(AP) - Swiss authorities brought a third charge against a Turkish politician for allegedly breaking Switzerland's racial discrimination laws by denying that the killings of Armenians around the time of World War I was a genocide, police said Monday.
Dogu Perincek, the leader of the Turkey's Workers' Party, made the remarks Sunday in a speech in central Switzerland, Bern cantonal (state) police said in a statement. He already had been charged twice by Swiss authorities for two previous, similar incidents.
Denying that the Holocaust or other cases of genocide took place is regarded as racial discrimination under Swiss law, and can be punished by up to three years in prison and an unspecified fine.
"Based on the fact that, in the course of his address, Dogu Perincek denied the Armenian genocide and expressed prejudices against the western world, the Bern cantonal police has put down a complaint because of suspicion of racial discrimination," the police statement said.

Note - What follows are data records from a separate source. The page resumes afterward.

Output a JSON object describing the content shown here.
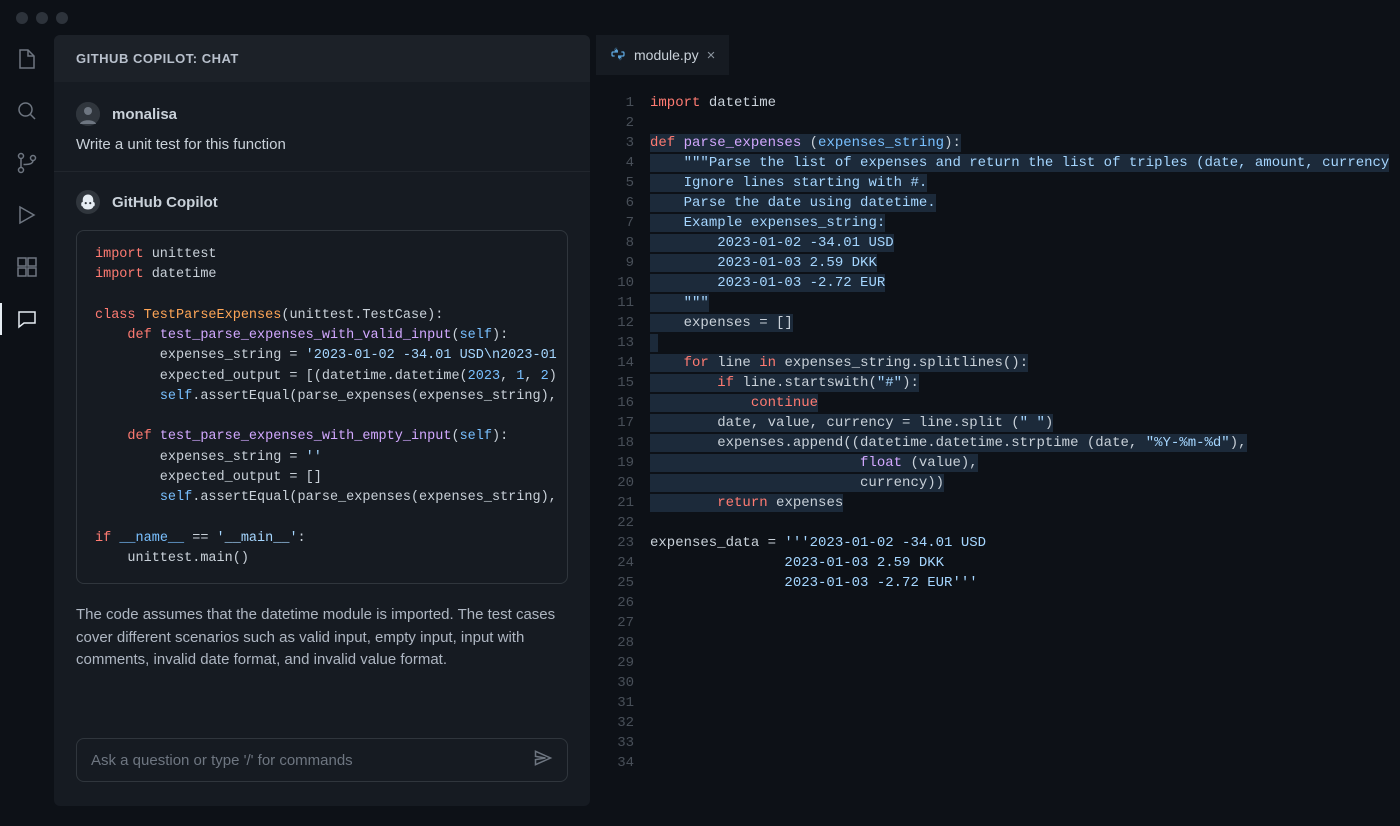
{
  "chat": {
    "header": "GITHUB COPILOT: CHAT",
    "user": {
      "name": "monalisa",
      "message": "Write a unit test for this function"
    },
    "copilot": {
      "name": "GitHub Copilot",
      "description": "The code assumes that the datetime module is imported. The test cases cover different scenarios such as valid input, empty input, input with comments, invalid date format, and invalid value format."
    },
    "input_placeholder": "Ask a question or type '/' for commands"
  },
  "copilot_code": {
    "lines": [
      {
        "t": [
          [
            "kw",
            "import"
          ],
          [
            "",
            " unittest"
          ]
        ]
      },
      {
        "t": [
          [
            "kw",
            "import"
          ],
          [
            "",
            " datetime"
          ]
        ]
      },
      {
        "t": [
          [
            "",
            ""
          ]
        ]
      },
      {
        "t": [
          [
            "kw",
            "class "
          ],
          [
            "cls",
            "TestParseExpenses"
          ],
          [
            "",
            "(unittest.TestCase):"
          ]
        ]
      },
      {
        "t": [
          [
            "",
            "    "
          ],
          [
            "kw",
            "def "
          ],
          [
            "fn",
            "test_parse_expenses_with_valid_input"
          ],
          [
            "",
            "("
          ],
          [
            "self",
            "self"
          ],
          [
            "",
            "):"
          ]
        ]
      },
      {
        "t": [
          [
            "",
            "        expenses_string = "
          ],
          [
            "str",
            "'2023-01-02 -34.01 USD\\n2023-01"
          ]
        ]
      },
      {
        "t": [
          [
            "",
            "        expected_output = [(datetime.datetime("
          ],
          [
            "num",
            "2023"
          ],
          [
            "",
            ", "
          ],
          [
            "num",
            "1"
          ],
          [
            "",
            ", "
          ],
          [
            "num",
            "2"
          ],
          [
            "",
            ")"
          ]
        ]
      },
      {
        "t": [
          [
            "",
            "        "
          ],
          [
            "self",
            "self"
          ],
          [
            "",
            ".assertEqual(parse_expenses(expenses_string),"
          ]
        ]
      },
      {
        "t": [
          [
            "",
            ""
          ]
        ]
      },
      {
        "t": [
          [
            "",
            "    "
          ],
          [
            "kw",
            "def "
          ],
          [
            "fn",
            "test_parse_expenses_with_empty_input"
          ],
          [
            "",
            "("
          ],
          [
            "self",
            "self"
          ],
          [
            "",
            "):"
          ]
        ]
      },
      {
        "t": [
          [
            "",
            "        expenses_string = "
          ],
          [
            "str",
            "''"
          ]
        ]
      },
      {
        "t": [
          [
            "",
            "        expected_output = []"
          ]
        ]
      },
      {
        "t": [
          [
            "",
            "        "
          ],
          [
            "self",
            "self"
          ],
          [
            "",
            ".assertEqual(parse_expenses(expenses_string),"
          ]
        ]
      },
      {
        "t": [
          [
            "",
            ""
          ]
        ]
      },
      {
        "t": [
          [
            "kw",
            "if "
          ],
          [
            "name",
            "__name__"
          ],
          [
            "",
            " == "
          ],
          [
            "str",
            "'__main__'"
          ],
          [
            "",
            ":"
          ]
        ]
      },
      {
        "t": [
          [
            "",
            "    unittest.main()"
          ]
        ]
      }
    ]
  },
  "editor": {
    "tab": {
      "filename": "module.py"
    },
    "line_count": 34,
    "lines": [
      {
        "n": 1,
        "hl": false,
        "t": [
          [
            "kw",
            "import"
          ],
          [
            "",
            " datetime"
          ]
        ]
      },
      {
        "n": 2,
        "hl": false,
        "t": [
          [
            "",
            ""
          ]
        ]
      },
      {
        "n": 3,
        "hl": true,
        "t": [
          [
            "kw",
            "def "
          ],
          [
            "fn",
            "parse_expenses"
          ],
          [
            "",
            " ("
          ],
          [
            "self",
            "expenses_string"
          ],
          [
            "",
            "):"
          ]
        ]
      },
      {
        "n": 4,
        "hl": true,
        "t": [
          [
            "",
            "    "
          ],
          [
            "str",
            "\"\"\"Parse the list of expenses and return the list of triples (date, amount, currency"
          ]
        ]
      },
      {
        "n": 5,
        "hl": true,
        "t": [
          [
            "",
            "    "
          ],
          [
            "str",
            "Ignore lines starting with #."
          ]
        ]
      },
      {
        "n": 6,
        "hl": true,
        "t": [
          [
            "",
            "    "
          ],
          [
            "str",
            "Parse the date using datetime."
          ]
        ]
      },
      {
        "n": 7,
        "hl": true,
        "t": [
          [
            "",
            "    "
          ],
          [
            "str",
            "Example expenses_string:"
          ]
        ]
      },
      {
        "n": 8,
        "hl": true,
        "t": [
          [
            "",
            "        "
          ],
          [
            "str",
            "2023-01-02 -34.01 USD"
          ]
        ]
      },
      {
        "n": 9,
        "hl": true,
        "t": [
          [
            "",
            "        "
          ],
          [
            "str",
            "2023-01-03 2.59 DKK"
          ]
        ]
      },
      {
        "n": 10,
        "hl": true,
        "t": [
          [
            "",
            "        "
          ],
          [
            "str",
            "2023-01-03 -2.72 EUR"
          ]
        ]
      },
      {
        "n": 11,
        "hl": true,
        "t": [
          [
            "",
            "    "
          ],
          [
            "str",
            "\"\"\""
          ]
        ]
      },
      {
        "n": 12,
        "hl": true,
        "t": [
          [
            "",
            "    expenses = []"
          ]
        ]
      },
      {
        "n": 13,
        "hl": true,
        "t": [
          [
            "",
            ""
          ]
        ]
      },
      {
        "n": 14,
        "hl": true,
        "t": [
          [
            "",
            "    "
          ],
          [
            "kw",
            "for"
          ],
          [
            "",
            " line "
          ],
          [
            "kw",
            "in"
          ],
          [
            "",
            " expenses_string.splitlines():"
          ]
        ]
      },
      {
        "n": 15,
        "hl": true,
        "t": [
          [
            "",
            "        "
          ],
          [
            "kw",
            "if"
          ],
          [
            "",
            " line.startswith("
          ],
          [
            "str",
            "\"#\""
          ],
          [
            "",
            "):"
          ]
        ]
      },
      {
        "n": 16,
        "hl": true,
        "t": [
          [
            "",
            "            "
          ],
          [
            "kw",
            "continue"
          ]
        ]
      },
      {
        "n": 17,
        "hl": true,
        "t": [
          [
            "",
            "        date, value, currency = line.split ("
          ],
          [
            "str",
            "\" \""
          ],
          [
            "",
            ")"
          ]
        ]
      },
      {
        "n": 18,
        "hl": true,
        "t": [
          [
            "",
            "        expenses.append((datetime.datetime.strptime (date, "
          ],
          [
            "str",
            "\"%Y-%m-%d\""
          ],
          [
            "",
            "),"
          ]
        ]
      },
      {
        "n": 19,
        "hl": true,
        "t": [
          [
            "",
            "                         "
          ],
          [
            "fn",
            "float"
          ],
          [
            "",
            " (value),"
          ]
        ]
      },
      {
        "n": 20,
        "hl": true,
        "t": [
          [
            "",
            "                         currency))"
          ]
        ]
      },
      {
        "n": 21,
        "hl": true,
        "t": [
          [
            "",
            "        "
          ],
          [
            "kw",
            "return"
          ],
          [
            "",
            " expenses"
          ]
        ]
      },
      {
        "n": 22,
        "hl": false,
        "t": [
          [
            "",
            ""
          ]
        ]
      },
      {
        "n": 23,
        "hl": false,
        "t": [
          [
            "",
            "expenses_data = "
          ],
          [
            "str",
            "'''2023-01-02 -34.01 USD"
          ]
        ]
      },
      {
        "n": 24,
        "hl": false,
        "t": [
          [
            "",
            "                "
          ],
          [
            "str",
            "2023-01-03 2.59 DKK"
          ]
        ]
      },
      {
        "n": 25,
        "hl": false,
        "t": [
          [
            "",
            "                "
          ],
          [
            "str",
            "2023-01-03 -2.72 EUR'''"
          ]
        ]
      },
      {
        "n": 26,
        "hl": false,
        "t": [
          [
            "",
            ""
          ]
        ]
      },
      {
        "n": 27,
        "hl": false,
        "t": [
          [
            "",
            ""
          ]
        ]
      },
      {
        "n": 28,
        "hl": false,
        "t": [
          [
            "",
            ""
          ]
        ]
      },
      {
        "n": 29,
        "hl": false,
        "t": [
          [
            "",
            ""
          ]
        ]
      },
      {
        "n": 30,
        "hl": false,
        "t": [
          [
            "",
            ""
          ]
        ]
      },
      {
        "n": 31,
        "hl": false,
        "t": [
          [
            "",
            ""
          ]
        ]
      },
      {
        "n": 32,
        "hl": false,
        "t": [
          [
            "",
            ""
          ]
        ]
      },
      {
        "n": 33,
        "hl": false,
        "t": [
          [
            "",
            ""
          ]
        ]
      },
      {
        "n": 34,
        "hl": false,
        "t": [
          [
            "",
            ""
          ]
        ]
      }
    ]
  }
}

Perincek will be questioned Tuesday by police in neighboring Vaud canton, where he already is under investigation for similar remarks made in May, Bern police spokeswoman Anastasia Falkner said. Swiss authorities launched a second investigation into Perincek in July for making similar remarks in northern Switzerland, and Perincek was briefly detained after that speech. Turkey called the Swiss ambassador to the Foreign Ministry to protest Perincek's detention and investigation.
Similar disputes have erupted in the past between Turkey and Switzerland. In June, a Turkish Cabinet minister postponed a visit to Switzerland to protest an investigation of a Turkish historian who denied in a separate speech that the killings were genocide. In July, Turkey canceled a proposed visit by Swiss Economics Minister Joseph Deiss because of "schedule clashes," Deiss's spokesman said.

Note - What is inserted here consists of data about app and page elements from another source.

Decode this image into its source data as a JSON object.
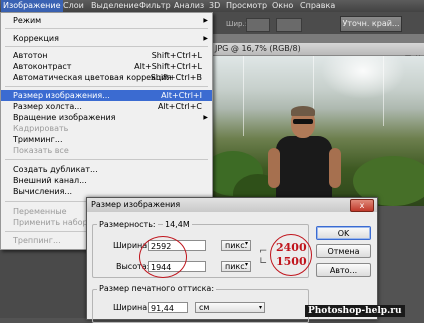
{
  "menubar": {
    "items": [
      "Изображение",
      "Слои",
      "Выделение",
      "Фильтр",
      "Анализ",
      "3D",
      "Просмотр",
      "Окно",
      "Справка"
    ]
  },
  "optbar": {
    "label_width": "Шир.:",
    "button": "Уточн. край..."
  },
  "document": {
    "title": "JPG @ 16,7% (RGB/8)"
  },
  "menu": {
    "items": [
      {
        "label": "Режим",
        "shortcut": "",
        "arrow": true,
        "disabled": false
      },
      {
        "label": "Коррекция",
        "shortcut": "",
        "arrow": true,
        "disabled": false
      },
      {
        "label": "Автотон",
        "shortcut": "Shift+Ctrl+L",
        "disabled": false
      },
      {
        "label": "Автоконтраст",
        "shortcut": "Alt+Shift+Ctrl+L",
        "disabled": false
      },
      {
        "label": "Автоматическая цветовая коррекция",
        "shortcut": "Shift+Ctrl+B",
        "disabled": false
      },
      {
        "label": "Размер изображения...",
        "shortcut": "Alt+Ctrl+I",
        "highlighted": true
      },
      {
        "label": "Размер холста...",
        "shortcut": "Alt+Ctrl+C",
        "disabled": false
      },
      {
        "label": "Вращение изображения",
        "shortcut": "",
        "arrow": true,
        "disabled": false
      },
      {
        "label": "Кадрировать",
        "shortcut": "",
        "disabled": true
      },
      {
        "label": "Тримминг...",
        "shortcut": "",
        "disabled": false
      },
      {
        "label": "Показать все",
        "shortcut": "",
        "disabled": true
      },
      {
        "label": "Создать дубликат...",
        "shortcut": "",
        "disabled": false
      },
      {
        "label": "Внешний канал...",
        "shortcut": "",
        "disabled": false
      },
      {
        "label": "Вычисления...",
        "shortcut": "",
        "disabled": false
      },
      {
        "label": "Переменные",
        "shortcut": "",
        "disabled": true
      },
      {
        "label": "Применить набор да",
        "shortcut": "",
        "disabled": true
      },
      {
        "label": "Треппинг...",
        "shortcut": "",
        "disabled": true
      }
    ]
  },
  "dialog": {
    "title": "Размер изображения",
    "close": "x",
    "dimensions_label": "Размерность:",
    "dimensions_value": "14,4M",
    "width_label": "Ширина:",
    "width_value": "2592",
    "width_unit": "пикс.",
    "height_label": "Высота:",
    "height_value": "1944",
    "height_unit": "пикс.",
    "print_size_label": "Размер печатного оттиска:",
    "print_width_label": "Ширина:",
    "print_width_value": "91,44",
    "print_width_unit": "см",
    "ok": "OK",
    "cancel": "Отмена",
    "auto": "Авто...",
    "annotation_width": "2400",
    "annotation_height": "1500"
  },
  "watermark": "Photoshop-help.ru",
  "colors": {
    "highlight": "#3b6bd1",
    "annotation": "#c0141c"
  }
}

In a separate development, Turkey's Foreign Ministry said Friday it "greeted with sadness" the passage by a U.S. congressional committee of two resolutions that denounce the deaths of Armenians early last century as genocide, and hoped U.S. legislators would not allow the resolutions out of committee.
"In the period ahead, we believe that members of the U.S. Congress will act with a responsibility befitting the Turkish-American relationship, and strongly hope that the resolutions will stay in the committee and not be carried to the floor," the statement said.